> Exercise requirements: Would you repeat the data below exactly, taking out the images?

(Entries taken from a collection)
◆ ◆ ◆ ◆ ◆

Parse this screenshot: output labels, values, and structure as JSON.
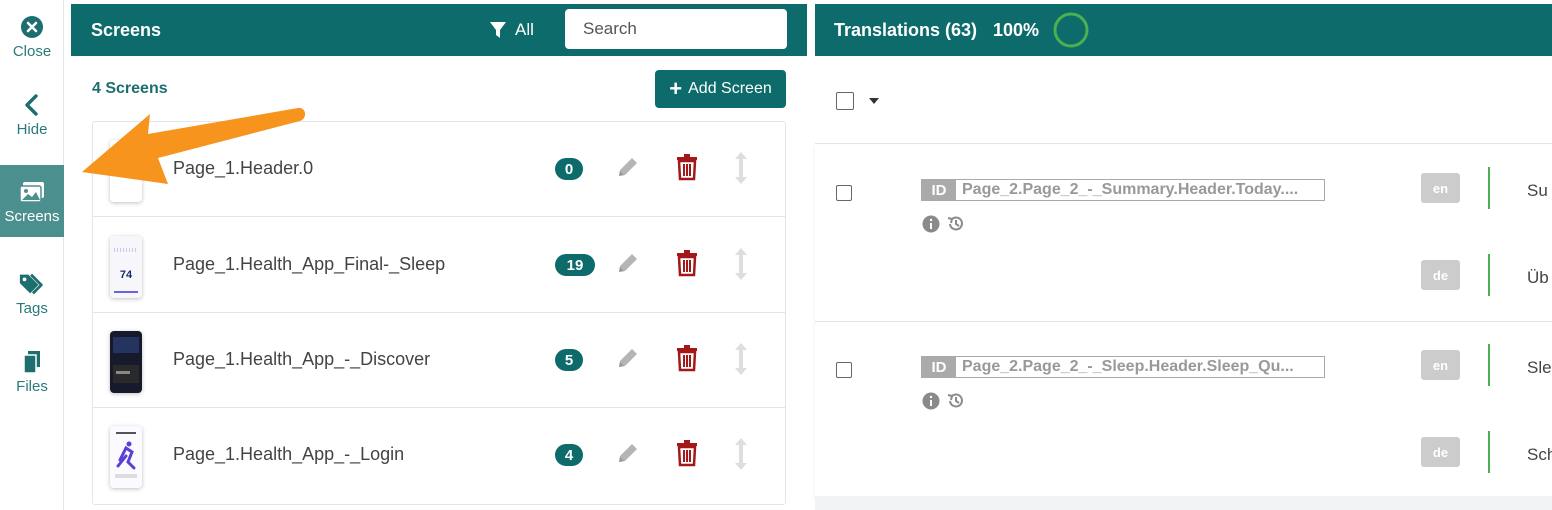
{
  "sidebar": {
    "items": [
      {
        "label": "Close",
        "icon": "close-circle-icon"
      },
      {
        "label": "Hide",
        "icon": "chevron-left-icon"
      },
      {
        "label": "Screens",
        "icon": "images-icon",
        "active": true
      },
      {
        "label": "Tags",
        "icon": "tags-icon"
      },
      {
        "label": "Files",
        "icon": "files-icon"
      }
    ]
  },
  "screens_panel": {
    "title": "Screens",
    "filter_label": "All",
    "search_placeholder": "Search",
    "count_label": "4 Screens",
    "add_button_label": "Add Screen",
    "rows": [
      {
        "name": "Page_1.Header.0",
        "count": "0"
      },
      {
        "name": "Page_1.Health_App_Final-_Sleep",
        "count": "19",
        "thumb_text": "74"
      },
      {
        "name": "Page_1.Health_App_-_Discover",
        "count": "5"
      },
      {
        "name": "Page_1.Health_App_-_Login",
        "count": "4"
      }
    ]
  },
  "translations_panel": {
    "title": "Translations (63)",
    "progress_text": "100%",
    "progress_value": 1.0,
    "entries": [
      {
        "id_label": "ID",
        "id_value": "Page_2.Page_2_-_Summary.Header.Today....",
        "translations": [
          {
            "lang": "en",
            "text": "Su"
          },
          {
            "lang": "de",
            "text": "Üb"
          }
        ]
      },
      {
        "id_label": "ID",
        "id_value": "Page_2.Page_2_-_Sleep.Header.Sleep_Qu...",
        "translations": [
          {
            "lang": "en",
            "text": "Sle"
          },
          {
            "lang": "de",
            "text": "Sch"
          }
        ]
      }
    ]
  },
  "colors": {
    "header_teal": "#0d6b6b",
    "rail_active": "#4c8f8f",
    "delete_red": "#a31919",
    "progress_green": "#4caf50",
    "annotation_orange": "#f7941d"
  }
}
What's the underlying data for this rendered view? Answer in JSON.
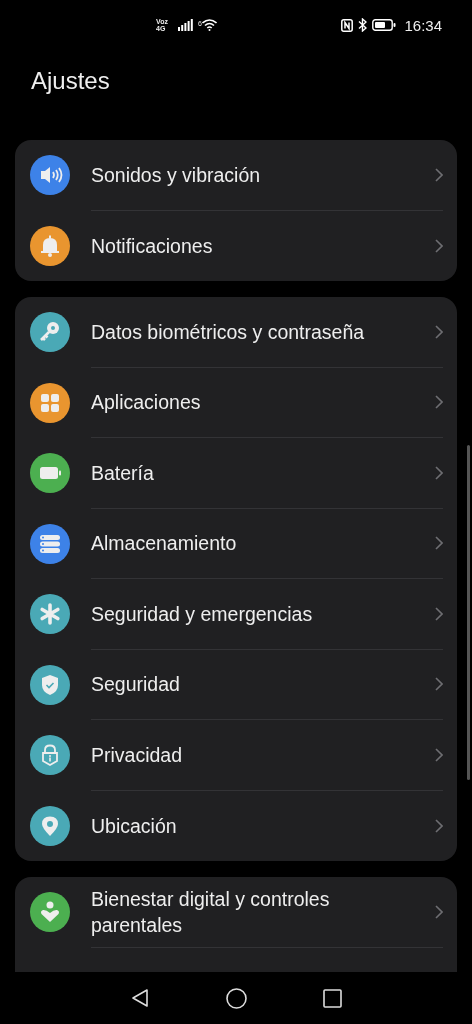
{
  "status_bar": {
    "network_top": "Voz",
    "network_bottom": "4G",
    "wifi_badge": "6",
    "time": "16:34"
  },
  "title": "Ajustes",
  "groups": [
    {
      "items": [
        {
          "label": "Sonidos y vibración",
          "kind": "speaker",
          "color": "#3d82e8"
        },
        {
          "label": "Notificaciones",
          "kind": "bell",
          "color": "#e9952f"
        }
      ]
    },
    {
      "items": [
        {
          "label": "Datos biométricos y contraseña",
          "kind": "key",
          "color": "#4aa9b6"
        },
        {
          "label": "Aplicaciones",
          "kind": "grid",
          "color": "#e9952f"
        },
        {
          "label": "Batería",
          "kind": "battery",
          "color": "#4caf50"
        },
        {
          "label": "Almacenamiento",
          "kind": "storage",
          "color": "#3d82e8"
        },
        {
          "label": "Seguridad y emergencias",
          "kind": "asterisk",
          "color": "#4aa9b6"
        },
        {
          "label": "Seguridad",
          "kind": "shield",
          "color": "#4aa9b6"
        },
        {
          "label": "Privacidad",
          "kind": "lock",
          "color": "#4aa9b6"
        },
        {
          "label": "Ubicación",
          "kind": "pin",
          "color": "#4aa9b6"
        }
      ]
    },
    {
      "items": [
        {
          "label": "Bienestar digital y controles parentales",
          "kind": "heart",
          "color": "#4caf50"
        }
      ]
    }
  ]
}
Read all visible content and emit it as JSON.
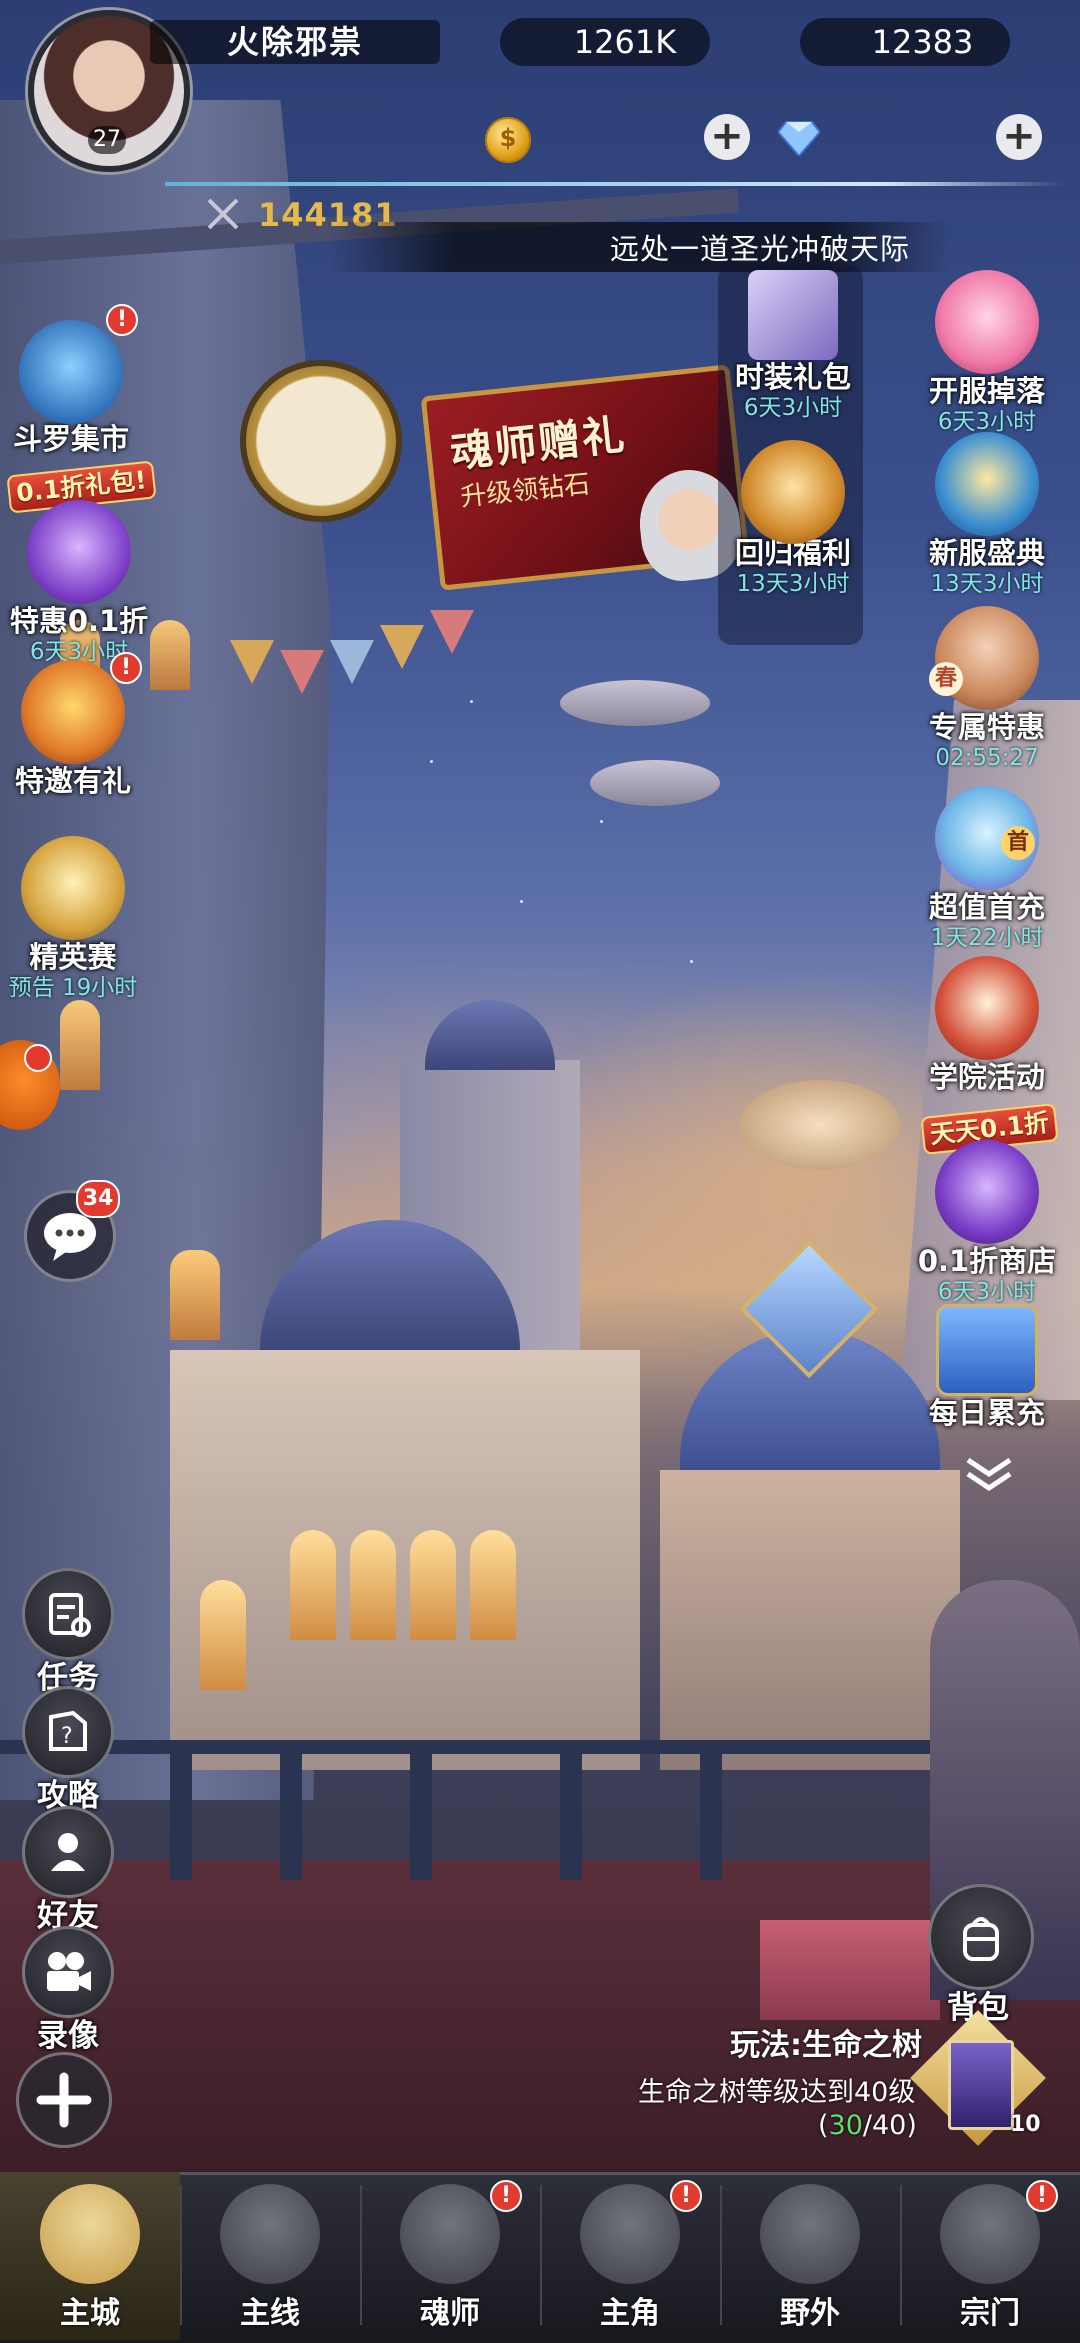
{
  "player": {
    "name": "火除邪祟",
    "level": "27",
    "power": "144181"
  },
  "resources": {
    "gold": "1261K",
    "diamonds": "12383"
  },
  "marquee": "远处一道圣光冲破天际",
  "banner": {
    "title": "魂师赠礼",
    "subtitle": "升级领钻石"
  },
  "left_events": [
    {
      "label": "斗罗集市",
      "time": ""
    },
    {
      "label": "特惠0.1折",
      "time": "6天3小时",
      "tag": "0.1折礼包!"
    },
    {
      "label": "特邀有礼",
      "time": ""
    },
    {
      "label": "精英赛",
      "time": "预告 19小时"
    }
  ],
  "chat_badge": "34",
  "right_events": [
    {
      "label": "时装礼包",
      "time": "6天3小时"
    },
    {
      "label": "回归福利",
      "time": "13天3小时"
    },
    {
      "label": "开服掉落",
      "time": "6天3小时"
    },
    {
      "label": "新服盛典",
      "time": "13天3小时"
    },
    {
      "label": "专属特惠",
      "time": "02:55:27",
      "tag": "春"
    },
    {
      "label": "超值首充",
      "time": "1天22小时",
      "tag": "首"
    },
    {
      "label": "学院活动",
      "time": ""
    },
    {
      "label": "0.1折商店",
      "time": "6天3小时",
      "tag": "天天0.1折"
    },
    {
      "label": "每日累充",
      "time": ""
    }
  ],
  "quick_buttons": [
    {
      "label": "任务"
    },
    {
      "label": "攻略"
    },
    {
      "label": "好友"
    },
    {
      "label": "录像"
    }
  ],
  "backpack": "背包",
  "task": {
    "title": "玩法:生命之树",
    "desc": "生命之树等级达到40级",
    "progress_current": "30",
    "progress_total": "/40",
    "card_count": "10"
  },
  "nav": [
    {
      "label": "主城",
      "active": true
    },
    {
      "label": "主线"
    },
    {
      "label": "魂师"
    },
    {
      "label": "主角"
    },
    {
      "label": "野外"
    },
    {
      "label": "宗门"
    }
  ],
  "colors": {
    "timer": "#7fe6e6",
    "gold_text": "#e6b94c",
    "badge_red": "#e23a2e",
    "progress_green": "#5ee06a"
  }
}
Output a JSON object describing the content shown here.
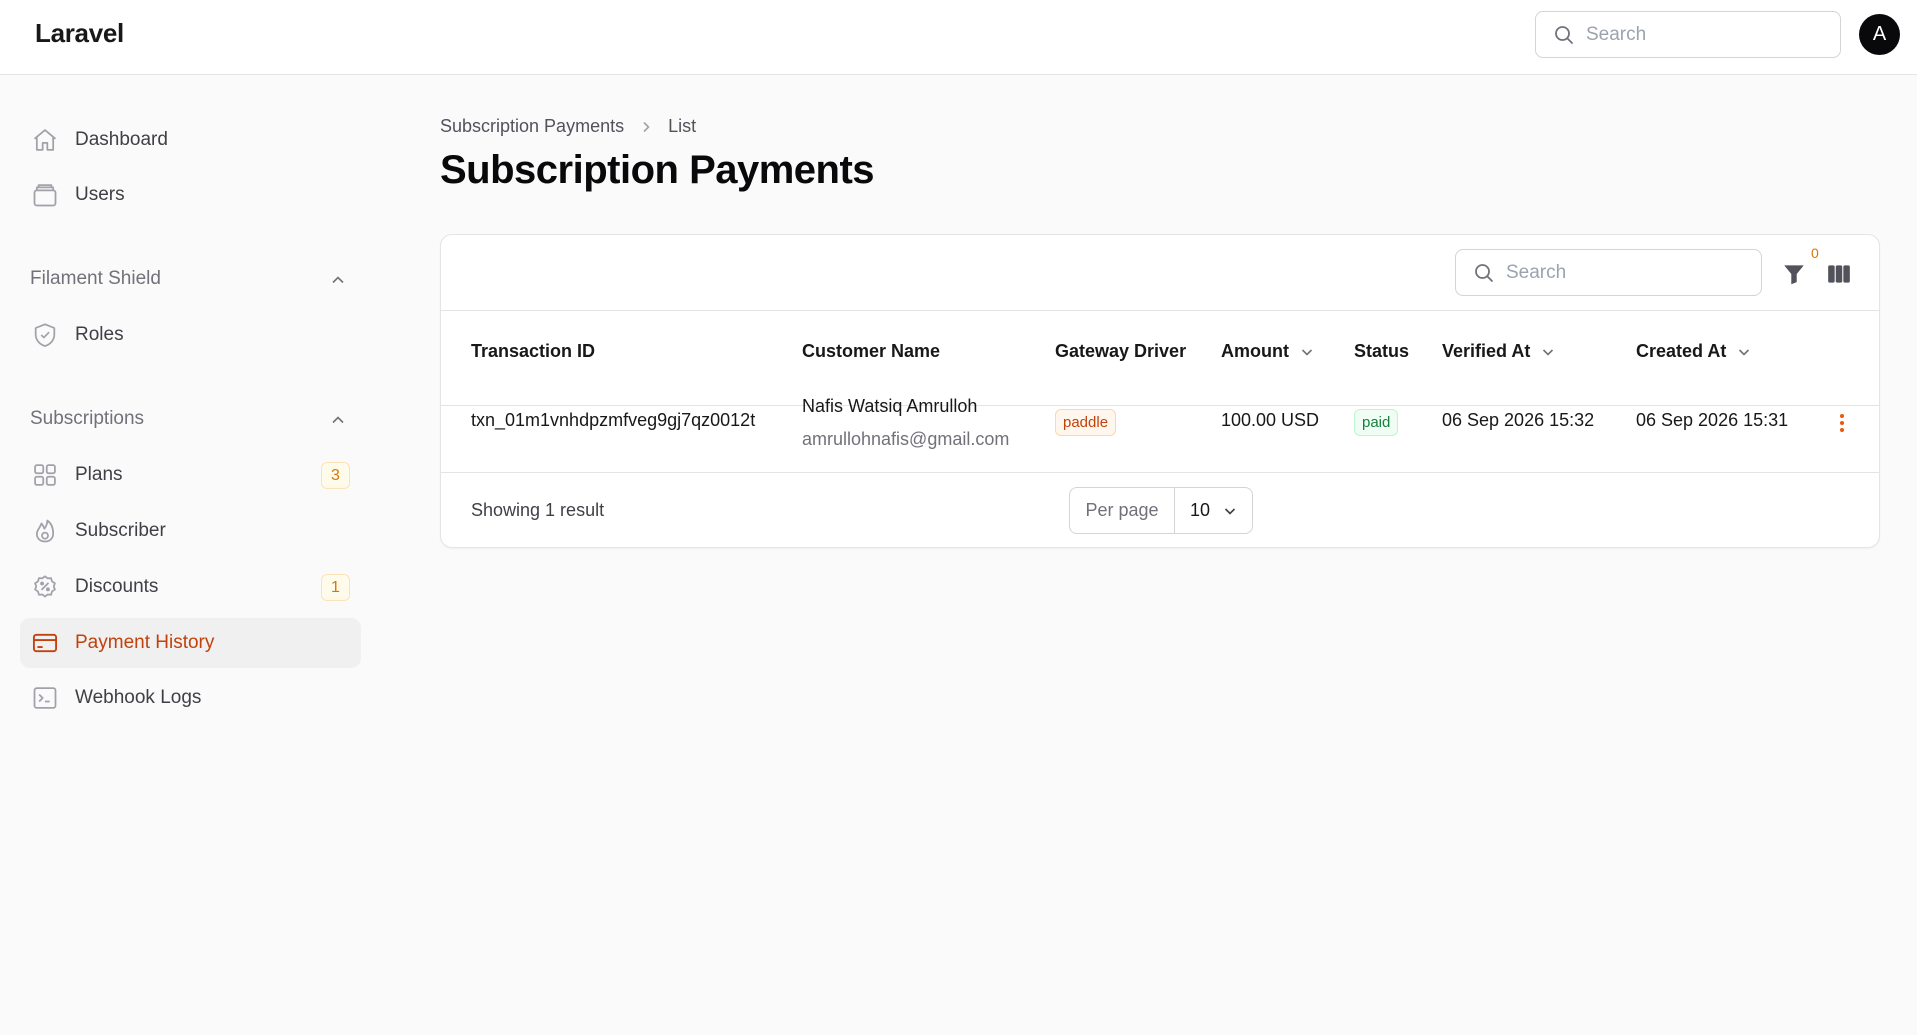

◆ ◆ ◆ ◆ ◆

> Solution to the problem:
Parse this screenshot: output labels, values, and structure as JSON.
{
  "sidebar": {
    "items": [
      {
        "label": "Close",
        "icon": "close-circle-icon"
      },
      {
        "label": "Hide",
        "icon": "chevron-left-icon"
      },
      {
        "label": "Screens",
        "icon": "images-icon",
        "active": true
      },
      {
        "label": "Tags",
        "icon": "tags-icon"
      },
      {
        "label": "Files",
        "icon": "files-icon"
      }
    ]
  },
  "screens_panel": {
    "title": "Screens",
    "filter_label": "All",
    "search_placeholder": "Search",
    "count_label": "4 Screens",
    "add_button_label": "Add Screen",
    "rows": [
      {
        "name": "Page_1.Header.0",
        "count": "0"
      },
      {
        "name": "Page_1.Health_App_Final-_Sleep",
        "count": "19",
        "thumb_text": "74"
      },
      {
        "name": "Page_1.Health_App_-_Discover",
        "count": "5"
      },
      {
        "name": "Page_1.Health_App_-_Login",
        "count": "4"
      }
    ]
  },
  "translations_panel": {
    "title": "Translations (63)",
    "progress_text": "100%",
    "progress_value": 1.0,
    "entries": [
      {
        "id_label": "ID",
        "id_value": "Page_2.Page_2_-_Summary.Header.Today....",
        "translations": [
          {
            "lang": "en",
            "text": "Su"
          },
          {
            "lang": "de",
            "text": "Üb"
          }
        ]
      },
      {
        "id_label": "ID",
        "id_value": "Page_2.Page_2_-_Sleep.Header.Sleep_Qu...",
        "translations": [
          {
            "lang": "en",
            "text": "Sle"
          },
          {
            "lang": "de",
            "text": "Sch"
          }
        ]
      }
    ]
  },
  "colors": {
    "header_teal": "#0d6b6b",
    "rail_active": "#4c8f8f",
    "delete_red": "#a31919",
    "progress_green": "#4caf50",
    "annotation_orange": "#f7941d"
  }
}
What's the underlying data for this rendered view? Answer in JSON.
{
  "status_bar": {
    "network_top": "Voz",
    "network_bottom": "4G",
    "wifi_badge": "6",
    "time": "16:34"
  },
  "title": "Ajustes",
  "groups": [
    {
      "items": [
        {
          "label": "Sonidos y vibración",
          "kind": "speaker",
          "color": "#3d82e8"
        },
        {
          "label": "Notificaciones",
          "kind": "bell",
          "color": "#e9952f"
        }
      ]
    },
    {
      "items": [
        {
          "label": "Datos biométricos y contraseña",
          "kind": "key",
          "color": "#4aa9b6"
        },
        {
          "label": "Aplicaciones",
          "kind": "grid",
          "color": "#e9952f"
        },
        {
          "label": "Batería",
          "kind": "battery",
          "color": "#4caf50"
        },
        {
          "label": "Almacenamiento",
          "kind": "storage",
          "color": "#3d82e8"
        },
        {
          "label": "Seguridad y emergencias",
          "kind": "asterisk",
          "color": "#4aa9b6"
        },
        {
          "label": "Seguridad",
          "kind": "shield",
          "color": "#4aa9b6"
        },
        {
          "label": "Privacidad",
          "kind": "lock",
          "color": "#4aa9b6"
        },
        {
          "label": "Ubicación",
          "kind": "pin",
          "color": "#4aa9b6"
        }
      ]
    },
    {
      "items": [
        {
          "label": "Bienestar digital y controles parentales",
          "kind": "heart",
          "color": "#4caf50"
        }
      ]
    }
  ]
}
Read all visible content and emit it as JSON.
{
  "player": {
    "name": "火除邪祟",
    "level": "27",
    "power": "144181"
  },
  "resources": {
    "gold": "1261K",
    "diamonds": "12383"
  },
  "marquee": "远处一道圣光冲破天际",
  "banner": {
    "title": "魂师赠礼",
    "subtitle": "升级领钻石"
  },
  "left_events": [
    {
      "label": "斗罗集市",
      "time": ""
    },
    {
      "label": "特惠0.1折",
      "time": "6天3小时",
      "tag": "0.1折礼包!"
    },
    {
      "label": "特邀有礼",
      "time": ""
    },
    {
      "label": "精英赛",
      "time": "预告 19小时"
    }
  ],
  "chat_badge": "34",
  "right_events": [
    {
      "label": "时装礼包",
      "time": "6天3小时"
    },
    {
      "label": "回归福利",
      "time": "13天3小时"
    },
    {
      "label": "开服掉落",
      "time": "6天3小时"
    },
    {
      "label": "新服盛典",
      "time": "13天3小时"
    },
    {
      "label": "专属特惠",
      "time": "02:55:27",
      "tag": "春"
    },
    {
      "label": "超值首充",
      "time": "1天22小时",
      "tag": "首"
    },
    {
      "label": "学院活动",
      "time": ""
    },
    {
      "label": "0.1折商店",
      "time": "6天3小时",
      "tag": "天天0.1折"
    },
    {
      "label": "每日累充",
      "time": ""
    }
  ],
  "quick_buttons": [
    {
      "label": "任务"
    },
    {
      "label": "攻略"
    },
    {
      "label": "好友"
    },
    {
      "label": "录像"
    }
  ],
  "backpack": "背包",
  "task": {
    "title": "玩法:生命之树",
    "desc": "生命之树等级达到40级",
    "progress_current": "30",
    "progress_total": "/40",
    "card_count": "10"
  },
  "nav": [
    {
      "label": "主城",
      "active": true
    },
    {
      "label": "主线"
    },
    {
      "label": "魂师"
    },
    {
      "label": "主角"
    },
    {
      "label": "野外"
    },
    {
      "label": "宗门"
    }
  ],
  "colors": {
    "timer": "#7fe6e6",
    "gold_text": "#e6b94c",
    "badge_red": "#e23a2e",
    "progress_green": "#5ee06a"
  }
}
Output a JSON object describing the content shown here.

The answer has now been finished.